Note: This blog assumes you have a ticketing system of time kind. If you want to really see what your numbers are and how you can work with them, you need to put 100% of your hours in the PSA (professional services automation tool). You can only get reports out if you put data in.
Lots of people have told me that they need to figure out how to make their technicians as "billable" as possible. Somehow in our heads, we think we can get a perfect technician to bill 40 hours a week. However, unless the tech works 60 hours, you're not going to get 40 hours billable out of him!
The best you can hope for is about 70% billable on a consistent basis. Technicians check email, sit in on company meetings, do training, watch webinars, etc. And if you don't charge for travel both ways, then they spend time driving around unbillable.
I've heard people say their techs are 80% or 90% billable. But every time I hear that, I ask about how rigorous they are at tracking time. Does every technician account for every minute between 8AM and 5PM? The answer is invariably NO. So these folks have an impression that their technicians are super-billable, but they don't even know how much time they are logging on the job every week!
If you track this very carefully, you will discover that it is extremely uncommon for a tech to be more than 65% billable. Now, as we move to doing more and more work remotely, this number increases. As a tech's job moves from little jobs to big jobs, he becomes more billable.
If you are in the world of break/fix, this definition is easy: Billable work is labor for which you will invoice the client. In this world, there are really only two kinds of work. There is work you give away for free and work you bill for.
(Free labor includes rework or other work you intentionally do not charge for. There's a completely separate discussion about all the labor you give away for free because you don't properly track your time.)
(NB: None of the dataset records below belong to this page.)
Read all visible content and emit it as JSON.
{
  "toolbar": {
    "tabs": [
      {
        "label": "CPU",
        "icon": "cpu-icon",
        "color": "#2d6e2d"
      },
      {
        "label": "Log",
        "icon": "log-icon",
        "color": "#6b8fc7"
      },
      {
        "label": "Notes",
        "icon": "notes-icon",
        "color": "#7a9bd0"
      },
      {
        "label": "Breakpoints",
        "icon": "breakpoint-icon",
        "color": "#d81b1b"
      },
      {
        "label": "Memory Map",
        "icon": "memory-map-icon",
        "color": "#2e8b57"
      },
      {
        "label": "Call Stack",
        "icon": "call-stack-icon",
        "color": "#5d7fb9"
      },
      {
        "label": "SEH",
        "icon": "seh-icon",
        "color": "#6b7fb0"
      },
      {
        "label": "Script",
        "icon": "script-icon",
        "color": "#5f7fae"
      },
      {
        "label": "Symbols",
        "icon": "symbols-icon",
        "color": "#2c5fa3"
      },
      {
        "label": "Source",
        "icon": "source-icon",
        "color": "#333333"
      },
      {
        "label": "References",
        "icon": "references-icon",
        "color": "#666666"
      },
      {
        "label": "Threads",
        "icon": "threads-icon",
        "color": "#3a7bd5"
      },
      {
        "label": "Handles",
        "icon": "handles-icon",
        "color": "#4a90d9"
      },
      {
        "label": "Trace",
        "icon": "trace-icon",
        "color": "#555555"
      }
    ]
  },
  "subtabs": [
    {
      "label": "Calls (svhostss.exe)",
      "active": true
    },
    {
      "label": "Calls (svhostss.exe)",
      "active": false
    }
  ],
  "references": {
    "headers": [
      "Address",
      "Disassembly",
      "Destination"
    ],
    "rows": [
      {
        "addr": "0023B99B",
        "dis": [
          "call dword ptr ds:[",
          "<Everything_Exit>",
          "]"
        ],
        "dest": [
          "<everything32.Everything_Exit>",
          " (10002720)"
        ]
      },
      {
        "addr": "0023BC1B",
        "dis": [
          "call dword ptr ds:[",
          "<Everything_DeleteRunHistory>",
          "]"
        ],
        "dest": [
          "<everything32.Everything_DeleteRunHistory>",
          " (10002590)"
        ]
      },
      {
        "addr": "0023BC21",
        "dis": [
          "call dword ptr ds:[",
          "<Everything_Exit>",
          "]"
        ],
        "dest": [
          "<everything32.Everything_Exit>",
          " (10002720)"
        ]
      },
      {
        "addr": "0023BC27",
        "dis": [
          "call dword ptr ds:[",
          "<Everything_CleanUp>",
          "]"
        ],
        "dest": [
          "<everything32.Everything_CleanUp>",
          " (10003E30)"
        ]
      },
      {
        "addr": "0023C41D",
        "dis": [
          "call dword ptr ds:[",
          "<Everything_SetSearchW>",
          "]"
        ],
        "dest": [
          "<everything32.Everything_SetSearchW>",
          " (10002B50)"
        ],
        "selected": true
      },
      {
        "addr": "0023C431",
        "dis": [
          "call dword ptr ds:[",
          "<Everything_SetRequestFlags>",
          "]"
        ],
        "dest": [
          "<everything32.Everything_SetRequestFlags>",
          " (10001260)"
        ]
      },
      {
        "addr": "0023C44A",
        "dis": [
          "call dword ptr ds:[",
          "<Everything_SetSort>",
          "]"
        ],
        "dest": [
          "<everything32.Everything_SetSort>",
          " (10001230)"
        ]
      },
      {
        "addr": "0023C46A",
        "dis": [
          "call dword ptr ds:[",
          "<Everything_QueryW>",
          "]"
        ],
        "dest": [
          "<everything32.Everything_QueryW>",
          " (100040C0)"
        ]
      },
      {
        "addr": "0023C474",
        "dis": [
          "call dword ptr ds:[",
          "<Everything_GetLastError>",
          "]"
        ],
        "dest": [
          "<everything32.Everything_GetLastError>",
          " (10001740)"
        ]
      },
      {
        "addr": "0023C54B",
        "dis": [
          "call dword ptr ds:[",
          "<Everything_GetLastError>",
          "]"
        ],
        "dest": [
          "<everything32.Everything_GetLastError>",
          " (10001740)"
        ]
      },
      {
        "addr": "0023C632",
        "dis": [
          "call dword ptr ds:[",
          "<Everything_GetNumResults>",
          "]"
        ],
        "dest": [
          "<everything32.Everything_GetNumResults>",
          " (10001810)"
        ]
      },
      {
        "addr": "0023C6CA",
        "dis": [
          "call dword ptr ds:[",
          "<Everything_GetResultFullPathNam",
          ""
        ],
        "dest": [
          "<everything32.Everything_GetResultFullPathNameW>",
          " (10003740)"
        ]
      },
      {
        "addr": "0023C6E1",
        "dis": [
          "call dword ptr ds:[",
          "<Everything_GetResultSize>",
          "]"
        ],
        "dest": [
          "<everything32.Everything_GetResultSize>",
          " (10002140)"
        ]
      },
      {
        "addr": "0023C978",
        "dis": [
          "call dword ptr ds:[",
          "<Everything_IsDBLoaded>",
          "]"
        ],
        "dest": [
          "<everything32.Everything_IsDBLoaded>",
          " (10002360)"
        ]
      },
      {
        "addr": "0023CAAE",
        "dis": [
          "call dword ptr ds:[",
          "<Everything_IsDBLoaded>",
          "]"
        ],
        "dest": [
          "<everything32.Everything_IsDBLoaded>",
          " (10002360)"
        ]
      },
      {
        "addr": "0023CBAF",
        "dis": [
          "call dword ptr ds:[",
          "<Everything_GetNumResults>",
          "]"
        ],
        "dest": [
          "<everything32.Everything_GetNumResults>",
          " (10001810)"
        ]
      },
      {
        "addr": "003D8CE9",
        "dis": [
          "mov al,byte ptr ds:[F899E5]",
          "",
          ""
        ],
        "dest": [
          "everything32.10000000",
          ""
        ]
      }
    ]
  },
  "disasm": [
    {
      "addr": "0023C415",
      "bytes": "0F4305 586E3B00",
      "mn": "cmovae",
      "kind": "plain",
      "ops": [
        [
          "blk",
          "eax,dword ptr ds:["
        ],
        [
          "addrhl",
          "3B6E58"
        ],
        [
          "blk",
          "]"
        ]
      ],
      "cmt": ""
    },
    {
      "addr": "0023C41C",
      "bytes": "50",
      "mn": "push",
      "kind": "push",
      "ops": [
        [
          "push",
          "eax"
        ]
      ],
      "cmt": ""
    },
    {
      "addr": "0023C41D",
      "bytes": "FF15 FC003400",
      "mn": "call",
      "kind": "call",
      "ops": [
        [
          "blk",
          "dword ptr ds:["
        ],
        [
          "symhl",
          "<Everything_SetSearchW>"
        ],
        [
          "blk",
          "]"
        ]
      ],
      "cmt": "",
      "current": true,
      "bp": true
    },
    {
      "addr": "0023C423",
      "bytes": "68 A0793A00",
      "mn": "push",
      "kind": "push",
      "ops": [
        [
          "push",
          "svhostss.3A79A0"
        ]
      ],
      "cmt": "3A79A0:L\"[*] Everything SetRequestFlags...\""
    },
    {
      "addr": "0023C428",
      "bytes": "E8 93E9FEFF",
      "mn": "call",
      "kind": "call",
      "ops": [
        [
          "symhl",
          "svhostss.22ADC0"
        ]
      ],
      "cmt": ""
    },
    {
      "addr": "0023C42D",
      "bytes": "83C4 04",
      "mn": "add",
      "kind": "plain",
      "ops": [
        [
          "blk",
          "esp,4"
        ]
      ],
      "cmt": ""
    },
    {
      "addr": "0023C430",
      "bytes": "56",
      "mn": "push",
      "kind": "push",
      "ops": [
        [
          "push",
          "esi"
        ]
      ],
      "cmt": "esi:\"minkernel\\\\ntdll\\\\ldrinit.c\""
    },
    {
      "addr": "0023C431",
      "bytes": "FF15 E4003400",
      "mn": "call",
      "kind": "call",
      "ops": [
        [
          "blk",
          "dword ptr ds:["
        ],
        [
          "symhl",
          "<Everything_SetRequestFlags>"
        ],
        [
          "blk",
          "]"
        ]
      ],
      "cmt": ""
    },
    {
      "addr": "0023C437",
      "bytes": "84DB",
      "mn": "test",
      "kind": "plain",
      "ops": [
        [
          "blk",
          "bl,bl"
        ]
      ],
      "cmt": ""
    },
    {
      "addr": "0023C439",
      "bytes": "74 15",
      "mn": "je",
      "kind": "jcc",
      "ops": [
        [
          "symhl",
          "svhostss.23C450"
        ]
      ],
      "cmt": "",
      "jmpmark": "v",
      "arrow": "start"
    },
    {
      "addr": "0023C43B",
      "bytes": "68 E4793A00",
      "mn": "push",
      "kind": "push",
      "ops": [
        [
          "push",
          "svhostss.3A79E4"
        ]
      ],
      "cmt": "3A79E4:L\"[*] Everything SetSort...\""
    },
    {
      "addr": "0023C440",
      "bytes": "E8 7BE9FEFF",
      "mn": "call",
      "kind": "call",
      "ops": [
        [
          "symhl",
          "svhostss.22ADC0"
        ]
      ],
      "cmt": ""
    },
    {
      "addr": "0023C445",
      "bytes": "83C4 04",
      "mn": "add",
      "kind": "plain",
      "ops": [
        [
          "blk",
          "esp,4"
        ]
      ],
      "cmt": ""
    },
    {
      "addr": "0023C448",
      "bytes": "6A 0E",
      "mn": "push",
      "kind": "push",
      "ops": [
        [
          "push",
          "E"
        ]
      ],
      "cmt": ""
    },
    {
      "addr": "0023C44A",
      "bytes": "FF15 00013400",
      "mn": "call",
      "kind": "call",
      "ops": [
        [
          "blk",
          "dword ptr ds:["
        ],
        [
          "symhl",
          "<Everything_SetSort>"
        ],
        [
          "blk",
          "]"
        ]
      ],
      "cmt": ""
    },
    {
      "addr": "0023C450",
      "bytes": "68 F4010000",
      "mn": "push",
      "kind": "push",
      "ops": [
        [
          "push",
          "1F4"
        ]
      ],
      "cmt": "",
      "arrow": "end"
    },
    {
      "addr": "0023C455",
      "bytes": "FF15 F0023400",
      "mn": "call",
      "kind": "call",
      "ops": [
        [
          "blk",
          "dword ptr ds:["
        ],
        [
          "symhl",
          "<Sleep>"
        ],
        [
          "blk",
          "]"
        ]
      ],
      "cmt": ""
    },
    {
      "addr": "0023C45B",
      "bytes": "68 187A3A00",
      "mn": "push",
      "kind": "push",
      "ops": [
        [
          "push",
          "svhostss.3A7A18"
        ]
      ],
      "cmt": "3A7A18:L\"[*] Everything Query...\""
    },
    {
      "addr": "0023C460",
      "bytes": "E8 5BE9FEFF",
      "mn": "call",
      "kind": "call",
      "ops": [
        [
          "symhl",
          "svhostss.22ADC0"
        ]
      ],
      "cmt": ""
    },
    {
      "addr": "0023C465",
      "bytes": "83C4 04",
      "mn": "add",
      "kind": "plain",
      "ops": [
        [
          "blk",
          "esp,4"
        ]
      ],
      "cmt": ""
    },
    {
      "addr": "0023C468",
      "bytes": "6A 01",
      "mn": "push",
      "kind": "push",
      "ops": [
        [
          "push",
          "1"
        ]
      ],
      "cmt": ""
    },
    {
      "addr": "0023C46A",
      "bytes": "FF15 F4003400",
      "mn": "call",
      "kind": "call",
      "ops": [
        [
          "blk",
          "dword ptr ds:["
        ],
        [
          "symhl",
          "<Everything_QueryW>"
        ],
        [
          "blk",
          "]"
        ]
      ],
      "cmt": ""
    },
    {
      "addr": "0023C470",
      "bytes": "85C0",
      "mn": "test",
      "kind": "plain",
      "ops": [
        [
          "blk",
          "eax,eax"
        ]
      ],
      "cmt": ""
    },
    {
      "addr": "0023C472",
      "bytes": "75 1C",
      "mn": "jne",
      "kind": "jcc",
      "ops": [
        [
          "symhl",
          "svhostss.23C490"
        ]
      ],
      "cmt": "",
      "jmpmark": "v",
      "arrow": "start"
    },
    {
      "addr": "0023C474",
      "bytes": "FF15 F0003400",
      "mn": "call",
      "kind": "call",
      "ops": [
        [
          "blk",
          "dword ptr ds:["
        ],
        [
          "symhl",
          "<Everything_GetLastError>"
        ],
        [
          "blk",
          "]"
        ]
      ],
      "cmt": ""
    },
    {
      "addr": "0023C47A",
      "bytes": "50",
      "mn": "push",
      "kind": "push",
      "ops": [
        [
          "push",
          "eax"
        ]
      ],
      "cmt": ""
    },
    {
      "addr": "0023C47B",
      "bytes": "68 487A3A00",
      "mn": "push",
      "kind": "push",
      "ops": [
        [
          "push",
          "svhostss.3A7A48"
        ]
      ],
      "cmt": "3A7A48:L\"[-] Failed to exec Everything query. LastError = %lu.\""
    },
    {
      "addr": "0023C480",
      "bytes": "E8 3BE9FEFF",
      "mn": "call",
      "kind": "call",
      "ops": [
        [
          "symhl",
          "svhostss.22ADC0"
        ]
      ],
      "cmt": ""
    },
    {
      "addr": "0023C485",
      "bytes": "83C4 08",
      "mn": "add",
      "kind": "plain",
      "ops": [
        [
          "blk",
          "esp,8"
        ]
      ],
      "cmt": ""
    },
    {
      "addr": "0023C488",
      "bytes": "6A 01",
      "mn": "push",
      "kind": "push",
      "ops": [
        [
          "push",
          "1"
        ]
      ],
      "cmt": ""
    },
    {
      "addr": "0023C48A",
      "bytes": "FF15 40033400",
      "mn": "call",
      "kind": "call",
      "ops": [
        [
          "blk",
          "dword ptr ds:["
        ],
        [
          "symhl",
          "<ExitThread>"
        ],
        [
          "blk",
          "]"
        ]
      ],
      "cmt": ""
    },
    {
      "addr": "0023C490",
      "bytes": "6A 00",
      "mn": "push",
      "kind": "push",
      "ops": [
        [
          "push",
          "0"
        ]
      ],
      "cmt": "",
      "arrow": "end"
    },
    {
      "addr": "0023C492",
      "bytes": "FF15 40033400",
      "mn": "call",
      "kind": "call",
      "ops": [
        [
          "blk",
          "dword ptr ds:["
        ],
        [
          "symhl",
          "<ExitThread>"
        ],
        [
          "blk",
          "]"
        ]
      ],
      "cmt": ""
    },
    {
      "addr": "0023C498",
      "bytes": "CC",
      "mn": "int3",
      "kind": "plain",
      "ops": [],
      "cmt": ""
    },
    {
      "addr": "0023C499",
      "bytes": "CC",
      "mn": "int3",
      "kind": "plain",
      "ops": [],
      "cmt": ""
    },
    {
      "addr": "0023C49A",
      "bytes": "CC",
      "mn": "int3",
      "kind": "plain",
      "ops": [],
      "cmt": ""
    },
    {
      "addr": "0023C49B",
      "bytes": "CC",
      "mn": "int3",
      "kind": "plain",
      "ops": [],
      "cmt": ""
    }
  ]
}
In managed services, the discussion can be a little more complicated. "Project work" is just like break/fix above. You either bill for it or give it away. But with managed services, you have work that is covered by the service agreement. For example, all work to maintain the server might be covered. So checking the logs, applying fixes and verifying that there's plenty of disc space is all covered work.
For our purposes, productive labor covered by a service agreement is considered billable. Rework and floundering around unproductively trying to figure something out should be considered un-billable here as well, but it's very hard to track. The key point here is that "billable work" under an MSA (managed service agreement) includes work to fulfil the agreement. It is "time on task" and you will not invoice the client for it separately.
The above chart represents an example of how time can be divided in a week (your numbers will vary). We start with 40 hours. From here, 15 hours is "overhead" time; this represents meetings, training, driving, etc. as discussed above. This number will be larger for managers and smaller for dedicated technicians. Just remember that it can only get so small. So be realistic.
Another 15 hours is work on covered machines. This includes whatever you have in your MSA. Two hours are rework. Another three hours are otherwise unproductive. This unproductive work includes things like standing around waiting for another technician. Most commonly, it represents working on a problem and making no headway. This happens when you/your tech bang your head against a problem for an hour or more and make no progress toward the solution.
Finally, we have five hours of truly billable labor. These are hours spent on Add-Move-Change tickets and billable project labor. For MSA clients, this is work not covered by the MSA.
When I say we want to maximize billability, I mean we want to increase the time spent on Covered Labor and Billable Labor. These are at about 50% of hours for the week. This is a very realistic number.
The “overhead” time might be different for different roles in your company, as mentioned above. But it probably doesn't vary much for an individual over time. So if Joe spends 15 hours a week on “overhead”, you cannot expect to squeeze much time out of this area.
That leaves two key areas for increasing billability: Reduce rework and reduce unproductive labor. Reducing these will be covered in a separate blog.
What do we do for a living? We implement, maintain and troubleshoot. Implementation can be very efficient with proper planning. But it's not perfect. Maintenance should be very easy, but it's not perfect. And troubleshooting is certainly not a perfect science.
Maximizing billability, therefore, is also not a science. It takes constant attention and effort. It takes proper training and a company-wide ethic of reducing unproductive labor. (Note that training is time spent in the "overhead labor" category.) This is not something you can implement and walk away from. Maximizing billability is a never-ending job.
It relies on excellent time tracking, excellent documentation, excellent planning, excellent training and excellent teamwork to support each other to eliminate rework and unproductive labor.
Summing up this blog post in three points:
(Used with permission of Karl W. Palachuk, SmallBizThoughts.com)